Dataset entries
Start of Block

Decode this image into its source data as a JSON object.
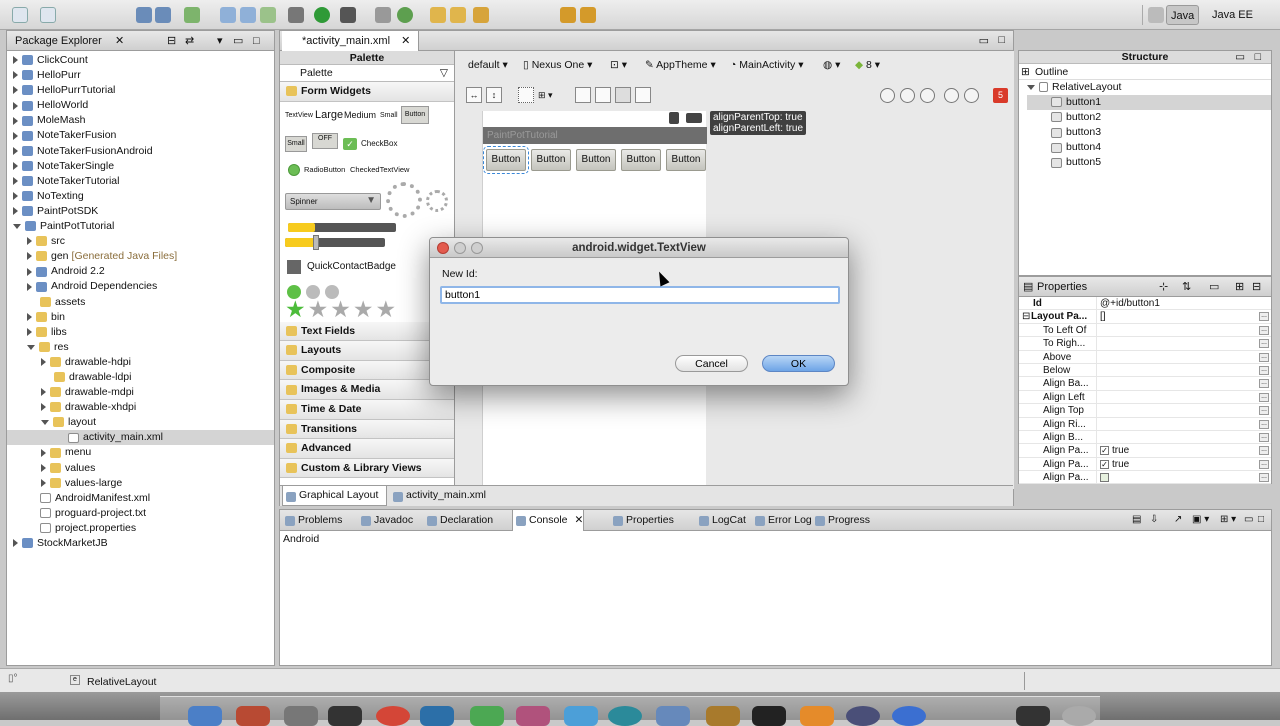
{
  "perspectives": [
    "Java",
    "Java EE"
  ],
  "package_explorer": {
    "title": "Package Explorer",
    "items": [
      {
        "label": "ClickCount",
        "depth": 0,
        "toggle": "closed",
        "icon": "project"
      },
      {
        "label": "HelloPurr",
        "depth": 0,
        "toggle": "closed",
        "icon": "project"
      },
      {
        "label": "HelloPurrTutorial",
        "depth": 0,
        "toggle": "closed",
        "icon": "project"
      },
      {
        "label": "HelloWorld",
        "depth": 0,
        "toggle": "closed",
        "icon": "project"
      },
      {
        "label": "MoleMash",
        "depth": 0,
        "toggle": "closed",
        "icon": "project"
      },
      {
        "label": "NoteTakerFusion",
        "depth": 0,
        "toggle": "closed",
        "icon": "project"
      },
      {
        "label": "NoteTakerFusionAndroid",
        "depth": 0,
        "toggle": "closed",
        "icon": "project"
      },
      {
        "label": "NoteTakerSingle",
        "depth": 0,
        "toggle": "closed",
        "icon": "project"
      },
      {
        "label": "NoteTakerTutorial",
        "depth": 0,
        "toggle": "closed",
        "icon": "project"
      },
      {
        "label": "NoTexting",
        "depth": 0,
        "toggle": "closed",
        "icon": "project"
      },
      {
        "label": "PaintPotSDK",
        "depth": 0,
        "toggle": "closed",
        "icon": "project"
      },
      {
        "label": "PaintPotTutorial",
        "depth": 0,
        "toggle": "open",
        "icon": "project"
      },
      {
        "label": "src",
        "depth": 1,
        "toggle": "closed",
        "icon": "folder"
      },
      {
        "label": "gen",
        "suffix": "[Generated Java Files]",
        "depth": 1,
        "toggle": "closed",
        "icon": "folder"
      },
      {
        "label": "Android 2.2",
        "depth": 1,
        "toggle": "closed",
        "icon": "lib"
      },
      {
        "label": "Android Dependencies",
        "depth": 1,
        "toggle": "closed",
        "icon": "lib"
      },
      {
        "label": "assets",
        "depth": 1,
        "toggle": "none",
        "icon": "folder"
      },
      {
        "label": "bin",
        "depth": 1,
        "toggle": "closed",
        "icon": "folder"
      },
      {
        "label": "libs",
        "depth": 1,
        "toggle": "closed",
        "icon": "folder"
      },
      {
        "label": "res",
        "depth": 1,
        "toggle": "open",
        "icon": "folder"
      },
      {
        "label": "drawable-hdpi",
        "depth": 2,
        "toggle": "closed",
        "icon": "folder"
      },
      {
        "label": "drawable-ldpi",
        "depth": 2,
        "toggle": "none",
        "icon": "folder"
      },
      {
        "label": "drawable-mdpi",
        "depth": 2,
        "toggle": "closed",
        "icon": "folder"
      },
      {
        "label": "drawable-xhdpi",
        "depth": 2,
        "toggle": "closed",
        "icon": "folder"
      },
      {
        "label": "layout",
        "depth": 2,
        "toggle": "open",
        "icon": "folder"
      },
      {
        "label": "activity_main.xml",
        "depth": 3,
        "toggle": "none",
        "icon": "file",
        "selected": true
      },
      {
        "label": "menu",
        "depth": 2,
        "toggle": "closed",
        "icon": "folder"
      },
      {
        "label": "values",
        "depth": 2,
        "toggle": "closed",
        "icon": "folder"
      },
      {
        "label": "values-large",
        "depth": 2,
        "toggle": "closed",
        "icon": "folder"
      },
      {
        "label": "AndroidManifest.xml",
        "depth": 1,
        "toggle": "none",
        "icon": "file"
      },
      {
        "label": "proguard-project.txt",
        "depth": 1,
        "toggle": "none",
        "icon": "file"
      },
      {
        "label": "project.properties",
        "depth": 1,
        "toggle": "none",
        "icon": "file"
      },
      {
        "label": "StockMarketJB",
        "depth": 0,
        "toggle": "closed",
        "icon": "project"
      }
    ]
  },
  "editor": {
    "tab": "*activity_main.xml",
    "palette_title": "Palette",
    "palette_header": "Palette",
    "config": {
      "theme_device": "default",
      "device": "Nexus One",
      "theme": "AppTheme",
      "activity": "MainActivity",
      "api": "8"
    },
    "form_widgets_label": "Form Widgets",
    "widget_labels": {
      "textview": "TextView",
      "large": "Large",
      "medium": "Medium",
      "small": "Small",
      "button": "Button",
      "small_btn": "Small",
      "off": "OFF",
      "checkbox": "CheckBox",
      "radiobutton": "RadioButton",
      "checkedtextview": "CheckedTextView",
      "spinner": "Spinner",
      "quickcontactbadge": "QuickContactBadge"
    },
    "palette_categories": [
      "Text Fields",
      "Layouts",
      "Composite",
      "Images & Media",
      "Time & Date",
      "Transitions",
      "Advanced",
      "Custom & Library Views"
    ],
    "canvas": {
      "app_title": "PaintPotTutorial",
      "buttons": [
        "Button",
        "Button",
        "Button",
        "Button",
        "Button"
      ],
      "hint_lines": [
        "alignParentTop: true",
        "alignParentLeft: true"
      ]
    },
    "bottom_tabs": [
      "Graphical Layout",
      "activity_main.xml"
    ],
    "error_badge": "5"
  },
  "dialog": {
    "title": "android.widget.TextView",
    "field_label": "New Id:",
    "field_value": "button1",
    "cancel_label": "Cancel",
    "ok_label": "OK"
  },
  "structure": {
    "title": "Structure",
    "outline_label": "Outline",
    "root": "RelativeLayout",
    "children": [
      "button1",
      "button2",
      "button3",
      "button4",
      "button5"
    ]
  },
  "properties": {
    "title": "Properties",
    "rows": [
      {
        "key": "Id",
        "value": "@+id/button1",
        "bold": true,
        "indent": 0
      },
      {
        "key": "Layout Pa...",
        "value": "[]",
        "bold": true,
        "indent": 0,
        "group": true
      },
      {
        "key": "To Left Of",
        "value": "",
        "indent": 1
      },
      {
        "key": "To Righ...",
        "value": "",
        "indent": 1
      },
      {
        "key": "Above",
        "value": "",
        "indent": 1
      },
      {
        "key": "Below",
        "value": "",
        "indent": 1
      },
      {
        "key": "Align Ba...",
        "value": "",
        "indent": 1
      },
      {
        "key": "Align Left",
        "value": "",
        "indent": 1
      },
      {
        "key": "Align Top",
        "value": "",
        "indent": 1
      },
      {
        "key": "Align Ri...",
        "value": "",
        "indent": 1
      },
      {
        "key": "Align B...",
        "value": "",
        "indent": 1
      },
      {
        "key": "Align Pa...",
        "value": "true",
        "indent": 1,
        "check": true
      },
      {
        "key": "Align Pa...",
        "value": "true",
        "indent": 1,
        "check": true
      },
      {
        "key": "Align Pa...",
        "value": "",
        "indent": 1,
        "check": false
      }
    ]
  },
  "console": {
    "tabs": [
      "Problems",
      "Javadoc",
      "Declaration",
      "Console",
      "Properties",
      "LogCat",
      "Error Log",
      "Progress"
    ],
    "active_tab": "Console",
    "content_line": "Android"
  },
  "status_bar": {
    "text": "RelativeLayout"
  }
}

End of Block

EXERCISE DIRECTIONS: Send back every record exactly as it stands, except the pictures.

THE ANSWER:
Decode this image into its source data as a JSON object.
{
  "perspectives": [
    "Java",
    "Java EE"
  ],
  "package_explorer": {
    "title": "Package Explorer",
    "items": [
      {
        "label": "ClickCount",
        "depth": 0,
        "toggle": "closed",
        "icon": "project"
      },
      {
        "label": "HelloPurr",
        "depth": 0,
        "toggle": "closed",
        "icon": "project"
      },
      {
        "label": "HelloPurrTutorial",
        "depth": 0,
        "toggle": "closed",
        "icon": "project"
      },
      {
        "label": "HelloWorld",
        "depth": 0,
        "toggle": "closed",
        "icon": "project"
      },
      {
        "label": "MoleMash",
        "depth": 0,
        "toggle": "closed",
        "icon": "project"
      },
      {
        "label": "NoteTakerFusion",
        "depth": 0,
        "toggle": "closed",
        "icon": "project"
      },
      {
        "label": "NoteTakerFusionAndroid",
        "depth": 0,
        "toggle": "closed",
        "icon": "project"
      },
      {
        "label": "NoteTakerSingle",
        "depth": 0,
        "toggle": "closed",
        "icon": "project"
      },
      {
        "label": "NoteTakerTutorial",
        "depth": 0,
        "toggle": "closed",
        "icon": "project"
      },
      {
        "label": "NoTexting",
        "depth": 0,
        "toggle": "closed",
        "icon": "project"
      },
      {
        "label": "PaintPotSDK",
        "depth": 0,
        "toggle": "closed",
        "icon": "project"
      },
      {
        "label": "PaintPotTutorial",
        "depth": 0,
        "toggle": "open",
        "icon": "project"
      },
      {
        "label": "src",
        "depth": 1,
        "toggle": "closed",
        "icon": "folder"
      },
      {
        "label": "gen",
        "suffix": "[Generated Java Files]",
        "depth": 1,
        "toggle": "closed",
        "icon": "folder"
      },
      {
        "label": "Android 2.2",
        "depth": 1,
        "toggle": "closed",
        "icon": "lib"
      },
      {
        "label": "Android Dependencies",
        "depth": 1,
        "toggle": "closed",
        "icon": "lib"
      },
      {
        "label": "assets",
        "depth": 1,
        "toggle": "none",
        "icon": "folder"
      },
      {
        "label": "bin",
        "depth": 1,
        "toggle": "closed",
        "icon": "folder"
      },
      {
        "label": "libs",
        "depth": 1,
        "toggle": "closed",
        "icon": "folder"
      },
      {
        "label": "res",
        "depth": 1,
        "toggle": "open",
        "icon": "folder"
      },
      {
        "label": "drawable-hdpi",
        "depth": 2,
        "toggle": "closed",
        "icon": "folder"
      },
      {
        "label": "drawable-ldpi",
        "depth": 2,
        "toggle": "none",
        "icon": "folder"
      },
      {
        "label": "drawable-mdpi",
        "depth": 2,
        "toggle": "closed",
        "icon": "folder"
      },
      {
        "label": "drawable-xhdpi",
        "depth": 2,
        "toggle": "closed",
        "icon": "folder"
      },
      {
        "label": "layout",
        "depth": 2,
        "toggle": "open",
        "icon": "folder"
      },
      {
        "label": "activity_main.xml",
        "depth": 3,
        "toggle": "none",
        "icon": "file",
        "selected": true
      },
      {
        "label": "menu",
        "depth": 2,
        "toggle": "closed",
        "icon": "folder"
      },
      {
        "label": "values",
        "depth": 2,
        "toggle": "closed",
        "icon": "folder"
      },
      {
        "label": "values-large",
        "depth": 2,
        "toggle": "closed",
        "icon": "folder"
      },
      {
        "label": "AndroidManifest.xml",
        "depth": 1,
        "toggle": "none",
        "icon": "file"
      },
      {
        "label": "proguard-project.txt",
        "depth": 1,
        "toggle": "none",
        "icon": "file"
      },
      {
        "label": "project.properties",
        "depth": 1,
        "toggle": "none",
        "icon": "file"
      },
      {
        "label": "StockMarketJB",
        "depth": 0,
        "toggle": "closed",
        "icon": "project"
      }
    ]
  },
  "editor": {
    "tab": "*activity_main.xml",
    "palette_title": "Palette",
    "palette_header": "Palette",
    "config": {
      "theme_device": "default",
      "device": "Nexus One",
      "theme": "AppTheme",
      "activity": "MainActivity",
      "api": "8"
    },
    "form_widgets_label": "Form Widgets",
    "widget_labels": {
      "textview": "TextView",
      "large": "Large",
      "medium": "Medium",
      "small": "Small",
      "button": "Button",
      "small_btn": "Small",
      "off": "OFF",
      "checkbox": "CheckBox",
      "radiobutton": "RadioButton",
      "checkedtextview": "CheckedTextView",
      "spinner": "Spinner",
      "quickcontactbadge": "QuickContactBadge"
    },
    "palette_categories": [
      "Text Fields",
      "Layouts",
      "Composite",
      "Images & Media",
      "Time & Date",
      "Transitions",
      "Advanced",
      "Custom & Library Views"
    ],
    "canvas": {
      "app_title": "PaintPotTutorial",
      "buttons": [
        "Button",
        "Button",
        "Button",
        "Button",
        "Button"
      ],
      "hint_lines": [
        "alignParentTop: true",
        "alignParentLeft: true"
      ]
    },
    "bottom_tabs": [
      "Graphical Layout",
      "activity_main.xml"
    ],
    "error_badge": "5"
  },
  "dialog": {
    "title": "android.widget.TextView",
    "field_label": "New Id:",
    "field_value": "button1",
    "cancel_label": "Cancel",
    "ok_label": "OK"
  },
  "structure": {
    "title": "Structure",
    "outline_label": "Outline",
    "root": "RelativeLayout",
    "children": [
      "button1",
      "button2",
      "button3",
      "button4",
      "button5"
    ]
  },
  "properties": {
    "title": "Properties",
    "rows": [
      {
        "key": "Id",
        "value": "@+id/button1",
        "bold": true,
        "indent": 0
      },
      {
        "key": "Layout Pa...",
        "value": "[]",
        "bold": true,
        "indent": 0,
        "group": true
      },
      {
        "key": "To Left Of",
        "value": "",
        "indent": 1
      },
      {
        "key": "To Righ...",
        "value": "",
        "indent": 1
      },
      {
        "key": "Above",
        "value": "",
        "indent": 1
      },
      {
        "key": "Below",
        "value": "",
        "indent": 1
      },
      {
        "key": "Align Ba...",
        "value": "",
        "indent": 1
      },
      {
        "key": "Align Left",
        "value": "",
        "indent": 1
      },
      {
        "key": "Align Top",
        "value": "",
        "indent": 1
      },
      {
        "key": "Align Ri...",
        "value": "",
        "indent": 1
      },
      {
        "key": "Align B...",
        "value": "",
        "indent": 1
      },
      {
        "key": "Align Pa...",
        "value": "true",
        "indent": 1,
        "check": true
      },
      {
        "key": "Align Pa...",
        "value": "true",
        "indent": 1,
        "check": true
      },
      {
        "key": "Align Pa...",
        "value": "",
        "indent": 1,
        "check": false
      }
    ]
  },
  "console": {
    "tabs": [
      "Problems",
      "Javadoc",
      "Declaration",
      "Console",
      "Properties",
      "LogCat",
      "Error Log",
      "Progress"
    ],
    "active_tab": "Console",
    "content_line": "Android"
  },
  "status_bar": {
    "text": "RelativeLayout"
  }
}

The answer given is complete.